The new book has been released in children's (left) and adult editions
With the long wait for publication now over, the BBC News website brings you one of the first reviews of Harry Potter and the Deathly Hallows.
Beware - book reviews inevitably contain plot spoilers. We will try to avoid these as much as possible, but if you DO NOT want to know what is in the new book, DO NOT READ ON.
Harry Potter's world is falling apart. Dumbledore is dead, Professor Snape is revealed as a traitor and the forces of Lord Voldemort are gaining strength. The background for Deathly Hallows could hardly be darker.
It opens with one of the most chilling and gruesome scenes author JK Rowling has created. The Dark Lord, plotting his triumph while terrifying his followers, almost casually tortures an opponent.
Harry's final outing is set to be an adventure for the stout of heart.
Without giving too much away, things manage to get worse, a lot worse, for Harry and his friends Hermione and Ron. As the power of the dark arts rises, much is at stake.
Those who wait feverishly for the last pages to see who meets a grisly end will find themselves surprised at how often - and how soon - they receive bad news.
Places and institutions which have become familiar over the past six books are sent tumbling to earth.
Fans queued across the world for the final instalment
Previous misfortunes, reflected by an old "Harry Potter Stinks" badge that turns up, are nothing compared to what cruel fate now has in store.
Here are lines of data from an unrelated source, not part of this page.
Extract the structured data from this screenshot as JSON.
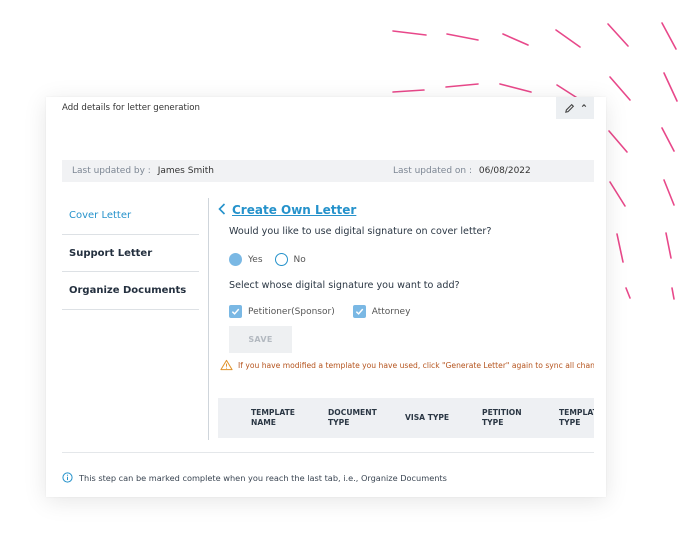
{
  "header": {
    "title": "Add details for letter generation"
  },
  "updated": {
    "by_label": "Last updated by :",
    "by_value": "James Smith",
    "on_label": "Last updated on :",
    "on_value": "06/08/2022"
  },
  "sidebar": {
    "items": [
      {
        "label": "Cover Letter",
        "active": true
      },
      {
        "label": "Support Letter",
        "active": false
      },
      {
        "label": "Organize Documents",
        "active": false
      }
    ]
  },
  "main": {
    "back_title": "Create Own Letter",
    "question_signature": "Would you like to use digital signature on cover letter?",
    "radio_options": [
      {
        "label": "Yes",
        "selected": true
      },
      {
        "label": "No",
        "selected": false
      }
    ],
    "question_whose": "Select whose digital signature you want to add?",
    "checkbox_options": [
      {
        "label": "Petitioner(Sponsor)",
        "checked": true
      },
      {
        "label": "Attorney",
        "checked": true
      }
    ],
    "save_label": "SAVE",
    "warning": "If you have modified a template you have used, click \"Generate Letter\" again to sync all changes."
  },
  "table": {
    "columns": [
      "TEMPLATE\nNAME",
      "DOCUMENT\nTYPE",
      "VISA TYPE",
      "PETITION\nTYPE",
      "TEMPLATE\nTYPE"
    ]
  },
  "footer": {
    "note": "This step can be marked complete when you reach the last tab, i.e., Organize Documents"
  },
  "colors": {
    "accent": "#2592cb",
    "warning": "#b5541e",
    "decoration": "#e8488a"
  },
  "icons": [
    "chevron-left-icon",
    "warning-icon",
    "info-icon",
    "pencil-icon"
  ]
}
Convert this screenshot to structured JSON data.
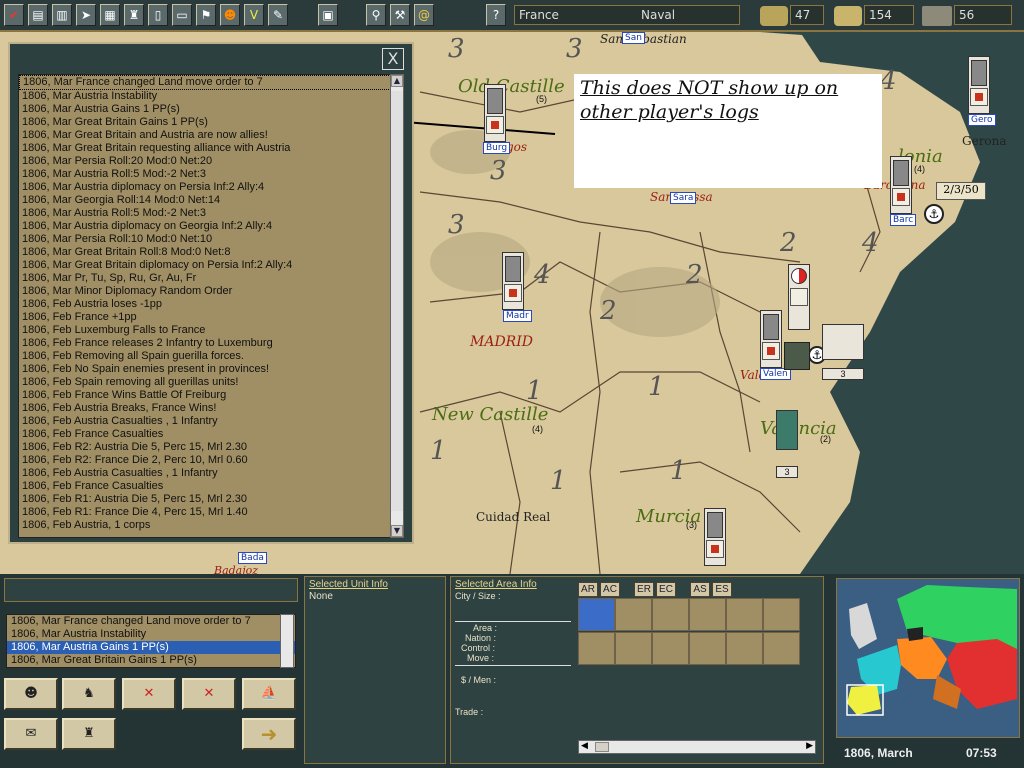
{
  "toolbar": {
    "buttons": [
      "check-icon",
      "map-icon",
      "chart-icon",
      "cursor-icon",
      "grid-icon",
      "tower-icon",
      "book-icon",
      "scroll-icon",
      "flag-icon",
      "soldier-icon",
      "v-icon",
      "pen-icon",
      "book2-icon",
      "search-icon",
      "tools-icon",
      "at-icon",
      "help-icon"
    ],
    "help_label": "?",
    "nation": "France",
    "phase": "Naval",
    "money": "47",
    "manpower": "154",
    "troops": "56"
  },
  "log": {
    "entries": [
      "1806, Mar France changed Land move order to 7",
      "1806, Mar Austria Instability",
      "1806, Mar Austria Gains 1 PP(s)",
      "1806, Mar Great Britain Gains 1 PP(s)",
      "1806, Mar Great Britain and Austria are now allies!",
      "1806, Mar Great Britain requesting alliance with Austria",
      "1806, Mar Persia Roll:20 Mod:0 Net:20",
      "1806, Mar Austria Roll:5 Mod:-2 Net:3",
      "1806, Mar Austria diplomacy on Persia Inf:2 Ally:4",
      "1806, Mar Georgia Roll:14 Mod:0 Net:14",
      "1806, Mar Austria Roll:5 Mod:-2 Net:3",
      "1806, Mar Austria diplomacy on Georgia Inf:2 Ally:4",
      "1806, Mar Persia Roll:10 Mod:0 Net:10",
      "1806, Mar Great Britain Roll:8 Mod:0 Net:8",
      "1806, Mar Great Britain diplomacy on Persia Inf:2 Ally:4",
      "1806, Mar Pr, Tu, Sp, Ru, Gr, Au, Fr",
      "1806, Mar Minor Diplomacy Random Order",
      "1806, Feb Austria loses -1pp",
      "1806, Feb France +1pp",
      "1806, Feb Luxemburg Falls to France",
      "1806, Feb France releases 2 Infantry to Luxemburg",
      "1806, Feb Removing all Spain guerilla forces.",
      "1806, Feb No Spain enemies present in provinces!",
      "1806, Feb Spain removing all guerillas units!",
      "1806, Feb France Wins Battle Of Freiburg",
      "1806, Feb Austria Breaks, France Wins!",
      "1806, Feb Austria Casualties , 1 Infantry",
      "1806, Feb France Casualties",
      "1806, Feb R2: Austria Die 5, Perc 15, Mrl 2.30",
      "1806, Feb R2: France Die 2, Perc 10, Mrl 0.60",
      "1806, Feb Austria Casualties , 1 Infantry",
      "1806, Feb France Casualties",
      "1806, Feb R1: Austria Die 5, Perc 15, Mrl 2.30",
      "1806, Feb R1: France Die 4, Perc 15, Mrl 1.40",
      "1806, Feb Austria, 1 corps"
    ],
    "close_label": "X"
  },
  "annotation": "This does NOT show up on other player's logs",
  "map": {
    "labels": {
      "old_castille": "Old Castille",
      "san_sebastian": "San Sebastian",
      "gerona": "Gerona",
      "catalonia_suffix": "lonia",
      "barcelona": "Barcelona",
      "saragossa": "Saragossa",
      "madrid": "MADRID",
      "new_castille": "New Castille",
      "valencia_city": "Valencia",
      "valencia_region": "Valencia",
      "cuidad_real": "Cuidad Real",
      "murcia": "Murcia",
      "badajoz": "Badajoz",
      "burgos_suffix": "gos",
      "garrison": "2/3/50"
    },
    "tags": {
      "burg": "Burg",
      "gero": "Gero",
      "barc": "Barc",
      "sara": "Sara",
      "madr": "Madr",
      "valen": "Valen",
      "bada": "Bada",
      "san": "San"
    },
    "small_counts": {
      "c5": "(5)",
      "c4a": "(4)",
      "c4b": "(4)",
      "c2": "(2)",
      "c3": "(3)",
      "stack1": "3",
      "stack2": "3"
    }
  },
  "bottom": {
    "mini_log": [
      "1806, Mar France changed Land move order to 7",
      "1806, Mar Austria Instability",
      "1806, Mar Austria Gains 1 PP(s)",
      "1806, Mar Great Britain Gains 1 PP(s)"
    ],
    "selected_unit_title": "Selected Unit Info",
    "selected_unit_value": "None",
    "selected_area_title": "Selected Area Info",
    "city_size": "City / Size :",
    "area": "Area :",
    "nation": "Nation :",
    "control": "Control :",
    "move": "Move :",
    "money_men": "$ / Men :",
    "trade": "Trade :",
    "tabs": [
      "AR",
      "AC",
      "ER",
      "EC",
      "AS",
      "ES"
    ],
    "date": "1806, March",
    "time": "07:53"
  },
  "colors": {
    "panel": "#2f4242",
    "gold": "#8a7440",
    "map": "#d8c89c"
  }
}
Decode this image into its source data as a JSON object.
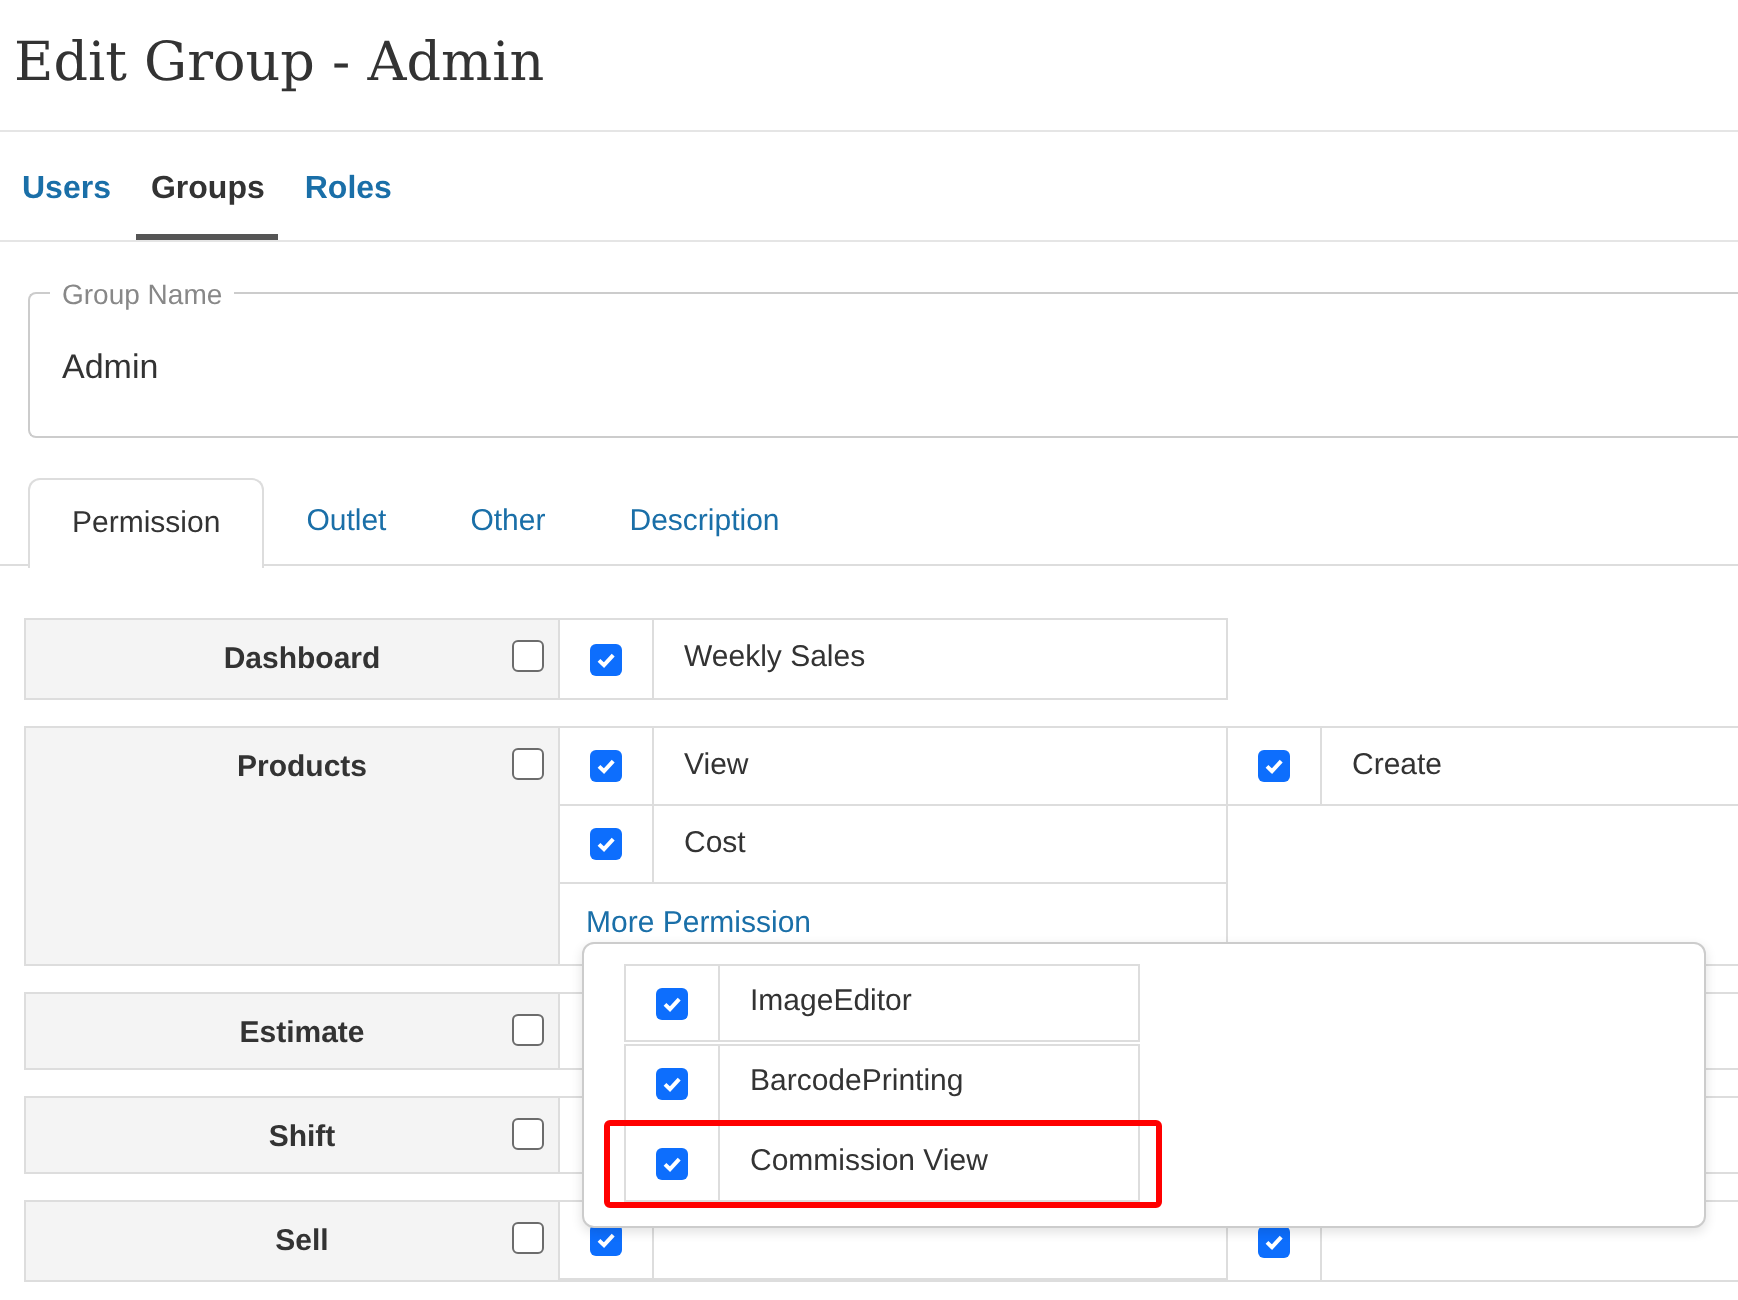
{
  "title": "Edit Group - Admin",
  "nav_tabs": [
    {
      "label": "Users",
      "selected": false
    },
    {
      "label": "Groups",
      "selected": true
    },
    {
      "label": "Roles",
      "selected": false
    }
  ],
  "group_name": {
    "label": "Group Name",
    "value": "Admin"
  },
  "tabs": [
    {
      "label": "Permission",
      "selected": true
    },
    {
      "label": "Outlet",
      "selected": false
    },
    {
      "label": "Other",
      "selected": false
    },
    {
      "label": "Description",
      "selected": false
    }
  ],
  "modules": [
    {
      "name": "Dashboard",
      "checked": false,
      "permissions": [
        {
          "label": "Weekly Sales",
          "checked": true
        }
      ]
    },
    {
      "name": "Products",
      "checked": false,
      "permissions": [
        {
          "label": "View",
          "checked": true
        },
        {
          "label": "Create",
          "checked": true
        },
        {
          "label": "Cost",
          "checked": true
        }
      ],
      "more_link": "More Permission"
    },
    {
      "name": "Estimate",
      "checked": false
    },
    {
      "name": "Shift",
      "checked": false
    },
    {
      "name": "Sell",
      "checked": false,
      "permissions": [
        {
          "checked": true
        },
        {
          "checked": true
        }
      ]
    }
  ],
  "more_permission_popup": {
    "items": [
      {
        "label": "ImageEditor",
        "checked": true,
        "highlighted": false
      },
      {
        "label": "BarcodePrinting",
        "checked": true,
        "highlighted": false
      },
      {
        "label": "Commission View",
        "checked": true,
        "highlighted": true
      }
    ]
  }
}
The boy with the lightning scar becomes a renegade as never before.
One thing keeps Harry going - the quest given him by Dumbledore to find the Horcruxes, the mysterious objects which may prove to be Voldemort's only weakness.
Deathly Hallows delivers exactly what fans will expect of the series' final instalment. It is written in a deceptively simple style that makes for easy reading but still manages to pack dramatic punch.
And sandwiched among the curses and crimes are Rowling's trademark humour and her eye for human foibles: the banter between the friends; the embarrassing relatives; the shy kisses.
In another thumping tome - all 600-plus pages - so many secrets are revealed, so many loose ends tied up, that these periods of domestic calm come as handy pit-stops.
This is no computer game of disposable weapons and endless lives. When a friend dies, they are dead. And their loved ones mourn.
Beyond the Dickensian scenery and names, the Blyton-esque ideal of family and adventure and Tolkien-style monsters, is essentially a tale of vulnerable love.
For all the talk of charms and potions, this is a black-and-white tale about the value of life.
It is a compelling, powerful and entirely fulfilling end to this epic series.